*Exercise directions*. Please find every line of the listing below where "JSON" occurs and copy it.

*Entries supplied*.

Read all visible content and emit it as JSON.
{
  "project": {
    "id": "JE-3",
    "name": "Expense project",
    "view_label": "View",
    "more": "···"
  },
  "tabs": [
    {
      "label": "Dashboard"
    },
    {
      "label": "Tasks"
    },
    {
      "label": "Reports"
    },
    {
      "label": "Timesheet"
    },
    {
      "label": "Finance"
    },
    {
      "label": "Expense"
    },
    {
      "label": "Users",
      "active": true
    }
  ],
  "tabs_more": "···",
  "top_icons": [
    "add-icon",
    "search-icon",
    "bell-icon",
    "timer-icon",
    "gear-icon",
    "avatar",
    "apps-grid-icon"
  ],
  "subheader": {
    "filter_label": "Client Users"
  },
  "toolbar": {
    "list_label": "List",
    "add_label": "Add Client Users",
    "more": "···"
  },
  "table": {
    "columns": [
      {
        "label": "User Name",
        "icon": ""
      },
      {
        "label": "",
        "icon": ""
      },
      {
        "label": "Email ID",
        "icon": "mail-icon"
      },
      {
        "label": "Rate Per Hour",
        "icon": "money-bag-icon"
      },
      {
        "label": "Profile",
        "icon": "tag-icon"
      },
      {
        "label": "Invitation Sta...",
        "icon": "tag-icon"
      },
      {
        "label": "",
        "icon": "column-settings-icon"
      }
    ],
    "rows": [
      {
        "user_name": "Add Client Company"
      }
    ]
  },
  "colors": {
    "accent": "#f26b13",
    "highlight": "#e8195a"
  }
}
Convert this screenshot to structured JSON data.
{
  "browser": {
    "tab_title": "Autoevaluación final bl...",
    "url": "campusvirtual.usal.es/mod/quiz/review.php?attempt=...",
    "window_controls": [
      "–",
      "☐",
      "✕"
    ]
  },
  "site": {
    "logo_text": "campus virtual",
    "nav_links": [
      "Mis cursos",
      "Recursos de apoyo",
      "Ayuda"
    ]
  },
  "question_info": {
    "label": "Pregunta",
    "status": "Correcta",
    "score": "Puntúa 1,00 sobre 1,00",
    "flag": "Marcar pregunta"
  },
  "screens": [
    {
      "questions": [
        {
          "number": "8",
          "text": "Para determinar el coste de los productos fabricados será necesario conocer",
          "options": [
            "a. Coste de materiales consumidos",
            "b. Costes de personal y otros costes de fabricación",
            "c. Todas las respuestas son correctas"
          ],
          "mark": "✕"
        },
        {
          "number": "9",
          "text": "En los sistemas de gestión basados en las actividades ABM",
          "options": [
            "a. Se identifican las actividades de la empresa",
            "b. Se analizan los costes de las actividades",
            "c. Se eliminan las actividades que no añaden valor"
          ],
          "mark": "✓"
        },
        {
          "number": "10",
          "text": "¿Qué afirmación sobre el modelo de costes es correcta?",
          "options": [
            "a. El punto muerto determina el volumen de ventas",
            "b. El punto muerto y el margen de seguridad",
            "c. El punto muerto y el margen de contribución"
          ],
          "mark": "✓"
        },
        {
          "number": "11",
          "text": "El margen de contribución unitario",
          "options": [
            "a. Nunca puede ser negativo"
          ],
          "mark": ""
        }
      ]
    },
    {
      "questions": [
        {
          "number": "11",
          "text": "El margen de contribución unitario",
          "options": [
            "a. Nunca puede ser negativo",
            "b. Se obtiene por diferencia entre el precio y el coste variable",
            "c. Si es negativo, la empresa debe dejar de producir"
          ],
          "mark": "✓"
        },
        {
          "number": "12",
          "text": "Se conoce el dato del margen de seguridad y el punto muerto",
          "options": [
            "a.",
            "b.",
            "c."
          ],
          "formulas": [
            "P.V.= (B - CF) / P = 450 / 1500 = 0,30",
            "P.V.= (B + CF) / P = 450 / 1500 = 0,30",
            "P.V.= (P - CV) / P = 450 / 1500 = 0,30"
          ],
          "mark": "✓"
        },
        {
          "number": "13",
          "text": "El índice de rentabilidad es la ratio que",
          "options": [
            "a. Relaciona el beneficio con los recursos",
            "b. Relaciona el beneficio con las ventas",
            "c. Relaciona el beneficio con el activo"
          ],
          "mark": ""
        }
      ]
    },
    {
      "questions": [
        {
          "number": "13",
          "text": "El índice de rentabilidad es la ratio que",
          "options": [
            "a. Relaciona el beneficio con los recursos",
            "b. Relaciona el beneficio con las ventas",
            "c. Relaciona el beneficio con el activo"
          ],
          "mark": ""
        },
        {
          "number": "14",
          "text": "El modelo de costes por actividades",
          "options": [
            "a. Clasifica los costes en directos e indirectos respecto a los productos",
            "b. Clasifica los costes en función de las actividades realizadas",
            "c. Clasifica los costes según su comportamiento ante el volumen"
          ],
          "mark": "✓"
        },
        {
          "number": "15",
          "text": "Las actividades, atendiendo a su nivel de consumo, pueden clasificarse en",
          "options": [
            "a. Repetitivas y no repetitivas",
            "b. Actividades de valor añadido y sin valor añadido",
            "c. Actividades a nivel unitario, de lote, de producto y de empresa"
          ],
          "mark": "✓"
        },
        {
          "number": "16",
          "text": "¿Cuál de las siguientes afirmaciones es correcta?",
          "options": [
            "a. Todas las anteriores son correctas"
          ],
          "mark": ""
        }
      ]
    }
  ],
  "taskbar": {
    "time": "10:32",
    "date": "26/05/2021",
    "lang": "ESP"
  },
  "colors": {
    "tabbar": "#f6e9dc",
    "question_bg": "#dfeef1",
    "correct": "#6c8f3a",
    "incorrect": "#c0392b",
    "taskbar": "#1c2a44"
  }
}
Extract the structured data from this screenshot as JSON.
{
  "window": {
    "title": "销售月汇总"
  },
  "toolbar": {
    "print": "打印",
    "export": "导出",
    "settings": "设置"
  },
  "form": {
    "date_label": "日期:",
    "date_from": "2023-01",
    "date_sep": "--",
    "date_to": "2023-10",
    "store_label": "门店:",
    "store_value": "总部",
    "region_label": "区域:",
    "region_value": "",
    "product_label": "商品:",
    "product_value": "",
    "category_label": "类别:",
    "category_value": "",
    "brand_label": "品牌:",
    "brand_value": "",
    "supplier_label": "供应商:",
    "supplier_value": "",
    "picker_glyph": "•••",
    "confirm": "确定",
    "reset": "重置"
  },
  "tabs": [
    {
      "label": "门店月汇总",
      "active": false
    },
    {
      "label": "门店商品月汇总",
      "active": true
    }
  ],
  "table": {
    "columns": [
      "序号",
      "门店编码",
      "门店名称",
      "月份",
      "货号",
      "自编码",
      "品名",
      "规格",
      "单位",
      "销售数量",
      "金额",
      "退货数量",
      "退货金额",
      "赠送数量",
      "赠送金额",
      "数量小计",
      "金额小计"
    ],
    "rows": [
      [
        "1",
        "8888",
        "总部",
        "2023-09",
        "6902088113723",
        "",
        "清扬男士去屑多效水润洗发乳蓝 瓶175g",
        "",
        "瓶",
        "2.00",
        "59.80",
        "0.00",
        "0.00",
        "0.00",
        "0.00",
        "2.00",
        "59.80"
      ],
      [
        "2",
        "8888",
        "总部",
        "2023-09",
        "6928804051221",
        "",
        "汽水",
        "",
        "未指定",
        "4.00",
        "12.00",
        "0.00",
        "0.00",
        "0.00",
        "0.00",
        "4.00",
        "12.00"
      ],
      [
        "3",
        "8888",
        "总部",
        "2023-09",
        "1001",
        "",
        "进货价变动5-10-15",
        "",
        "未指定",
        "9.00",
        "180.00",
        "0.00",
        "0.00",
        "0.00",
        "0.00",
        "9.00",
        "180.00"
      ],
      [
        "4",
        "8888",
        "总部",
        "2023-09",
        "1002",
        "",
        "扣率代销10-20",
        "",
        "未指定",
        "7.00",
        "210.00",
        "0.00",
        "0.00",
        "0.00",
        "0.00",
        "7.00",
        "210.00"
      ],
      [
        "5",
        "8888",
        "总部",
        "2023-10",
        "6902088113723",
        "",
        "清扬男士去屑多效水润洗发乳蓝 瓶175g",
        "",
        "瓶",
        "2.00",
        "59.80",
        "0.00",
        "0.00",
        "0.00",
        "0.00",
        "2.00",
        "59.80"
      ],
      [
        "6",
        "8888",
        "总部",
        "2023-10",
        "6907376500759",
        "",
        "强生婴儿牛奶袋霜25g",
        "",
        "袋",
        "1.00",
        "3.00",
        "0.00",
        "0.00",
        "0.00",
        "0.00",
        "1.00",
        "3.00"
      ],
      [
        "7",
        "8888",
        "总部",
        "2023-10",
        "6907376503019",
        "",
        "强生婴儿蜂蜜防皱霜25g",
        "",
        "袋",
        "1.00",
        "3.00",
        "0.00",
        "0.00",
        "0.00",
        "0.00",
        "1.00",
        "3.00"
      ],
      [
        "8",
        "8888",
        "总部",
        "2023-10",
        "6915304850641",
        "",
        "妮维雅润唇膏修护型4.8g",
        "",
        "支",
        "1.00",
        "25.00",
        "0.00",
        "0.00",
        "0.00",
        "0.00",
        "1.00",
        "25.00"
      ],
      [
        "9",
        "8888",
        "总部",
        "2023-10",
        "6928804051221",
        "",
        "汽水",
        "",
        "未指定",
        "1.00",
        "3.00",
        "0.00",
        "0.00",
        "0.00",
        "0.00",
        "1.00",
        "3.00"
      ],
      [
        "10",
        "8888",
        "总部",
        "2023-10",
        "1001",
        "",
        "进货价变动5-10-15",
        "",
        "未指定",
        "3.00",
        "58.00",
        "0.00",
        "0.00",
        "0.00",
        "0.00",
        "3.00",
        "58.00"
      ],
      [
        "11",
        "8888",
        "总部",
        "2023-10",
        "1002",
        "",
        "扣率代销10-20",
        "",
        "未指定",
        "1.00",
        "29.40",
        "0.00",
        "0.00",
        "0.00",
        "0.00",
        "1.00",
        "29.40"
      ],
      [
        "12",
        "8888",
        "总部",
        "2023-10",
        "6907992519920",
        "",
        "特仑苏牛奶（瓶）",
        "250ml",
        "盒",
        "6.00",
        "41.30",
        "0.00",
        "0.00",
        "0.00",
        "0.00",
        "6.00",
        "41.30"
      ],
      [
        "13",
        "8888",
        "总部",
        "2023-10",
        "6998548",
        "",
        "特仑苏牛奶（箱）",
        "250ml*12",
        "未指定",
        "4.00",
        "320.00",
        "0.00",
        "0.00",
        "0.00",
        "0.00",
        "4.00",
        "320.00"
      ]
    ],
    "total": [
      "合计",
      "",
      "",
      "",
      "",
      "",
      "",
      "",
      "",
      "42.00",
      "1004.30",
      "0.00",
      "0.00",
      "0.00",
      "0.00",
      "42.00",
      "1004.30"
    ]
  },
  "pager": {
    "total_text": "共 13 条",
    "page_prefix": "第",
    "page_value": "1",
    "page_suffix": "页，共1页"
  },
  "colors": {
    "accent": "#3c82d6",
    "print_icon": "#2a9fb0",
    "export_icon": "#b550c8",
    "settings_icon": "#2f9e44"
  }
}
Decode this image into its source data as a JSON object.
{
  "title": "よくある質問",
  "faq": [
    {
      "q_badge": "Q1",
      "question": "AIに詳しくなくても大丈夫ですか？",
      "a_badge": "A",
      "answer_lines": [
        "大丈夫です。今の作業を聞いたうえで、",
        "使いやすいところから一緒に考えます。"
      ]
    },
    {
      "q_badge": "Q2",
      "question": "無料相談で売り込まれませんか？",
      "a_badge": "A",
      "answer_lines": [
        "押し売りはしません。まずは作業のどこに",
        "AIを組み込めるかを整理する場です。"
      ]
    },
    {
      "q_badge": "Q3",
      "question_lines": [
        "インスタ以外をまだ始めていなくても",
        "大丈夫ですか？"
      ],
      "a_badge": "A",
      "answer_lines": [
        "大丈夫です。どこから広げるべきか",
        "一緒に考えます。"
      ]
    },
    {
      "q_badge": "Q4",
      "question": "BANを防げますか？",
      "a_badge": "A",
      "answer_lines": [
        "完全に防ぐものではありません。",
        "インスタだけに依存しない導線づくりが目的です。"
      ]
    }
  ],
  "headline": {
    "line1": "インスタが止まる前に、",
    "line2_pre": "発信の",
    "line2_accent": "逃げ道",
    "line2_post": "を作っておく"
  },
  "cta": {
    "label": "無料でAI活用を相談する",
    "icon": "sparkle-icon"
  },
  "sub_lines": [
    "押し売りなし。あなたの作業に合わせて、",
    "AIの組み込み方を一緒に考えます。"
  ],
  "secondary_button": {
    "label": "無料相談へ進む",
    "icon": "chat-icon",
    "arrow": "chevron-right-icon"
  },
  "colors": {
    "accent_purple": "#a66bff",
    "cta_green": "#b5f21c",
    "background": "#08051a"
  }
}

*Task answer*.
Read all visible content and emit it as JSON.
Convert this screenshot to structured JSON data.
Extract the structured data from this screenshot as JSON.
Decode this image into its source data as a JSON object.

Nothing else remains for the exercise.